In Henderson, Mayor Debra March, along with members of Purple Heart Chapter 730, officially opened the city’s Purple Heart Plaza at 101 Market St. The linear park includes a shaded seating area, game tables and landscaping that creates a gathering space downtown.
“I am thrilled to be here today for the dedication and ribbon cutting … to be able to honor veterans is very special,” said March when dedicating the area, which is open for all to use.
Henderson Councilwoman Gerri Schroder noted that several of the city’s agencies worked to make the plaza happen, “to ensure that this monument to freedom and sacrifice would become a reality.”
At the county building in Las Vegas, members of Purple Heart Chapter 711 presented several items to Clark County commissioners. Commissioner Steve Sisolak asked if Clark County was the first in the state to be so named. Len Yelinek, state commander of Nevada’s Purple Heart group, explained that “Nye County beat you to it,” causing those in the chamber to laugh.
Sisolak was presented with a Purple Heart flag and the first of several signs to be placed in select county parking spaces. The signs designate the spaces as being reserved for veterans who have Purple Heart license plates. The flag is presented to government entities to display in recognition of the service and sacrifice of those who were wounded.
In Nye County, it was fitting that a sundown ceremony was held in Pahrump to commemorate those who were wounded or killed in action. It turned out to be a collaborative affair as members of the Disabled American Veterans, Marine Corps League and American Legion, along with elected officials, joined members of Purple Heart Chapter 730 to give speeches and make presentations.

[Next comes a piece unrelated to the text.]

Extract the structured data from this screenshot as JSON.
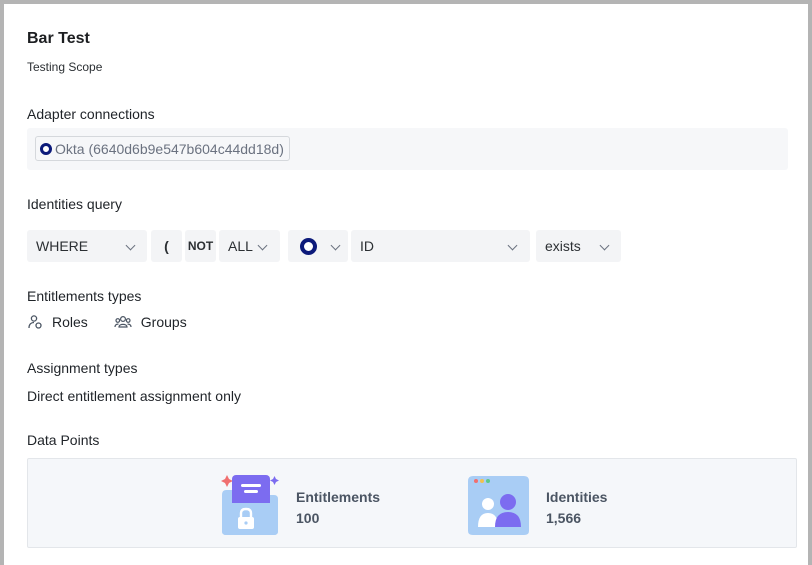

There is often a discussion among Purple Heart recipients about the nature of the medal. The question that sometimes arises concerns the designation of how one receives it. Is the medal “awarded,” or is it “earned” or merely “presented”? There is no one correct answer, but they would agree that of all the colors, purple is one that is worn proudly. It’s one that other veterans organizations cannot claim. Perhaps it’s a distinction they would not want, but if it was received, it would be displayed admirably for all to see.
Chuck N. Baker is a Purple Heart veteran of the Vietnam War and the host of “That’s America to Me” every Sunday at 7 a.m. on 97.1-FM.